Health Literacy Consulting
How Health Literacy Helps Make Health Care Safer: What Patients Can Do
Health literacy happens when clinicians and other professionals communicate health information in ways that patients and the public can easily understand. The goal is that patients not only know what to do but also understand why taking a specific health action is important. Here are strategies that make it easier and safer for patients to act on health information.
- Prepare for your appointment. Make the most of the brief time you have with the clinician by figuring out ahead of time what you want to discuss. Make a list of your concerns and bring this list to each appointment. Bring a pen too, so that you can write notes about what you learned. Later at home, you can refer to these notes and be more certain about what you are supposed to do.
- Ask someone to go with you to the appointment. This is especially important if you think that the clinician will be talking about upsetting news or complicated instructions. Ask the other person to serve as your “extra set of eyes and ears” and talk with you later about what was discussed during the appointment.
- Ask questions. One of the best ways for patients to know what to do is by asking questions. But during appointments, it can be hard to think of what to ask.
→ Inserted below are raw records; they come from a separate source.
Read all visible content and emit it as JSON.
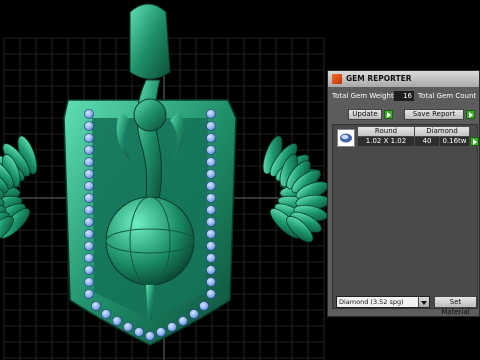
{
  "viewport": {
    "background": "#000000",
    "grid_color": "#3a3a3a",
    "model_color": "#1f8f6a",
    "gem_color": "#7fa8e8"
  },
  "panel": {
    "title": "GEM REPORTER",
    "title_icon": "gem-reporter-icon",
    "total_gem_weight_label": "Total Gem Weight",
    "total_gem_weight_value": "16",
    "total_gem_count_label": "Total Gem Count",
    "update_label": "Update",
    "save_report_label": "Save Report",
    "table": {
      "headers": [
        "Round",
        "Diamond"
      ],
      "row": {
        "icon": "round-gem-icon",
        "size": "1.02 X 1.02",
        "count": "40",
        "weight": "0.16tw"
      }
    },
    "material_select": "Diamond    (3.52 spg)",
    "set_material_label": "Set Material"
  }
}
Many patients like to start with this list of three questions from AskMe3: 1) What is my main problem? 2) What do I need to do? 3) Why do I need to do it?
- Make sure you understand correctly. The clinician will almost certainly tell you a lot of information. Much of it may be new, complicated, or confusing. Make sure you correctly understand before leaving the appointment. A good way is by saying something like this: “I want to make sure I understand these directions correctly. When you said, “Do _________, does this mean that I should __________?”
Ways to learn more:
- Helen Osborne is president of Health Literacy Consulting. You can learn more ways that providers and patients can help improve health understanding by going to www.healthliteracy.com
- AskMe3 includes good questions to ask about health. Learn more at https://www.ihs.gov/healthcommunications/documents/AskMe_8-pg_NatAmer.pdf
For permission to include Health Literacy Consulting Tips in your organization's newsletter, please contact Helen Osborne by e-mail at: email@example.com, or by phone at: 508-653-1199.